Provided records –
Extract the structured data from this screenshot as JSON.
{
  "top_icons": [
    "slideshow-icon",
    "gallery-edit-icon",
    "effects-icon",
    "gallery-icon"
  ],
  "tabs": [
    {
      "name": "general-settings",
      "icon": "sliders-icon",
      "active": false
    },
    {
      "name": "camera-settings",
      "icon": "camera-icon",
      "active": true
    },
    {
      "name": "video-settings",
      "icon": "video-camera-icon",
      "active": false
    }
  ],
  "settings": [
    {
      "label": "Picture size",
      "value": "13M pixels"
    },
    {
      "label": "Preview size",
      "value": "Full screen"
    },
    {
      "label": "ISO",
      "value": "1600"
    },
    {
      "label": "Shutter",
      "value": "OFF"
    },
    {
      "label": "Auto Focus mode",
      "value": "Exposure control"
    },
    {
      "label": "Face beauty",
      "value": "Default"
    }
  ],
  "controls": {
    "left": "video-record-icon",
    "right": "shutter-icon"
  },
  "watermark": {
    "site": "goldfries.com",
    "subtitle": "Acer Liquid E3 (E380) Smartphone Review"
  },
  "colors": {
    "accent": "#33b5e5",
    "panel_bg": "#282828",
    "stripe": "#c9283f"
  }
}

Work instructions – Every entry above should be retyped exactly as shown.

Exercise solution –
Extract the structured data from this screenshot as JSON.
{
  "top_icons": [
    "slideshow-icon",
    "gallery-edit-icon",
    "effects-icon",
    "gallery-icon"
  ],
  "tabs": [
    {
      "name": "general-settings",
      "icon": "sliders-icon",
      "active": false
    },
    {
      "name": "camera-settings",
      "icon": "camera-icon",
      "active": true
    },
    {
      "name": "video-settings",
      "icon": "video-camera-icon",
      "active": false
    }
  ],
  "settings": [
    {
      "label": "Picture size",
      "value": "13M pixels"
    },
    {
      "label": "Preview size",
      "value": "Full screen"
    },
    {
      "label": "ISO",
      "value": "1600"
    },
    {
      "label": "Shutter",
      "value": "OFF"
    },
    {
      "label": "Auto Focus mode",
      "value": "Exposure control"
    },
    {
      "label": "Face beauty",
      "value": "Default"
    }
  ],
  "controls": {
    "left": "video-record-icon",
    "right": "shutter-icon"
  },
  "watermark": {
    "site": "goldfries.com",
    "subtitle": "Acer Liquid E3 (E380) Smartphone Review"
  },
  "colors": {
    "accent": "#33b5e5",
    "panel_bg": "#282828",
    "stripe": "#c9283f"
  }
}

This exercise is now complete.